San Francisco’s Mayor London Breed on Thursday ordered that the city’s transportation agency bolster screening of bidders in light of what NBC Bay Area uncovered about the troubled safety record of the Twin Peaks Tunnel retrofit project contractor whose worker was killed on the job last week.
Also Thursday, the Metropolitan Transportation Agency says it has opened a probe into whether Shimmick Construction Co. accurately answered a key question about its safety record in a bidding questionnaire last November: whether or not it had willful and serious citations over the last decade.
The company answered “no” and ended up getting the $40 million contract to seismically retrofit the two mile train tunnel that links West Portal to the Castro. The contractor was facing an Aug. 25 completion deadline last week when signal technician Patrick Ricketts was crushed by a falling steel beam.
NBC Bay Area’s review of worker records shows, in fact, Shimmick had been issued three serious and willful safety citations back in 2011 during a project in Yorba Linda. Workers twice hit an exposed gas line and allegedly took shortcuts in building a system designed to prevent trench walls from caving in.
Paul Rose, spokesman for the MTA, acknowledged Thursday his agency has simply taken contractors at their word about their safety record in awarding contracts.
“There was no reason to question whether or not a contractor was providing accurate information,” he said. “Going forward, we will implement a verification process to check those questionnaires.”
He said the agency is separately probing whether Shimmick responded truthfully in the pre-qualification questionnaire.
In a statement Thursday, Shimmick, says it did.
“Safety is core to everything we do and our response to the pre-qualification for the Twin Peaks tunnel project is accurate,” the company wrote.
“That said, we do not take these matters lightly and ensure thorough investigation so they can be prevented in the future. Our priority right now is supporting Mr. Rickett’s family and fellow employees during this difficult time.”
A legal interpretation is at the heart of the dispute. Experts say in worker safety case law, such citations are not considered official while they’re under appeal. The three serious and willful citations at issue in the response have been tied up in civil court for three years, with no sign of resolution.
Gerald Cauthen, a consultant who has worked for Muni in the past, says he can’t believe the city did not verify a response to such a vital question.
“If you don’t do any of that, and just say ‘Well we don’t care about the questionnaire,’’’ he said, “Why ask the question if it isn’t going to be checked?
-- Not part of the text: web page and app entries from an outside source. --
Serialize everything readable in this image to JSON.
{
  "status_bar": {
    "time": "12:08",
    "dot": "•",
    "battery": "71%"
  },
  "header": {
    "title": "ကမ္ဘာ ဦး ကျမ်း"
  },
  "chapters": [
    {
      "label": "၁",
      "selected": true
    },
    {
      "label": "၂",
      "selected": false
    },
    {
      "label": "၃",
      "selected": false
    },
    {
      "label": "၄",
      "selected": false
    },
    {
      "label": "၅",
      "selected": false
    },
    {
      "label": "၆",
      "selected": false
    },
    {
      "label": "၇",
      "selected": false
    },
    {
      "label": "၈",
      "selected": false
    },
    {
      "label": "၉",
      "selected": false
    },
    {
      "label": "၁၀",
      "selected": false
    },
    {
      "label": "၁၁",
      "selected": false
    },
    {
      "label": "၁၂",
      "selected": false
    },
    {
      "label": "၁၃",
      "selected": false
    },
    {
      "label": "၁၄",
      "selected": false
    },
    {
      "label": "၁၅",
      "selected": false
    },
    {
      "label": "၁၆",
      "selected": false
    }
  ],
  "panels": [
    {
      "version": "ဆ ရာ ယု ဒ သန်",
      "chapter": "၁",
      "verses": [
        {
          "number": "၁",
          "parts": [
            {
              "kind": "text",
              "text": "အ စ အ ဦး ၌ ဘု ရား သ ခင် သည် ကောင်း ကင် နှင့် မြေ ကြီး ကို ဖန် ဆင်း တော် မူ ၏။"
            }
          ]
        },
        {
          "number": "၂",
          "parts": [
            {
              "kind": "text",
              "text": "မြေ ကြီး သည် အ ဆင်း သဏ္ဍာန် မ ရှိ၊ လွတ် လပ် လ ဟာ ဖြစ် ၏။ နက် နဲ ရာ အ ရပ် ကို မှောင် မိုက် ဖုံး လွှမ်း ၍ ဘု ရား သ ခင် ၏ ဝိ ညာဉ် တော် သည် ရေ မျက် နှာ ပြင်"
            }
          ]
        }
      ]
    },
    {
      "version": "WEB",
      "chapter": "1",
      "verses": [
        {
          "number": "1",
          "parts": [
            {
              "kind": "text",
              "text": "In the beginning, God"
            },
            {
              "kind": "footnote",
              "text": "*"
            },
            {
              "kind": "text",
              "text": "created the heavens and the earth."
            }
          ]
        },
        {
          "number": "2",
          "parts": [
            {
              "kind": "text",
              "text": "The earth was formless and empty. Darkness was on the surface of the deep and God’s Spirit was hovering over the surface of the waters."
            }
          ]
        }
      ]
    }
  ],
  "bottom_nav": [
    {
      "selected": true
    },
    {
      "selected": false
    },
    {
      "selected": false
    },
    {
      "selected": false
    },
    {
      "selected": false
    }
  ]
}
It’s got to be checked, it’s part of the process.”
Mayor Breed’s statement Thursday echoed that sentiment: “When it comes to awarding multi-million dollar contracts that impact the safety of our residents, there needs to be a better system of checks and balances.”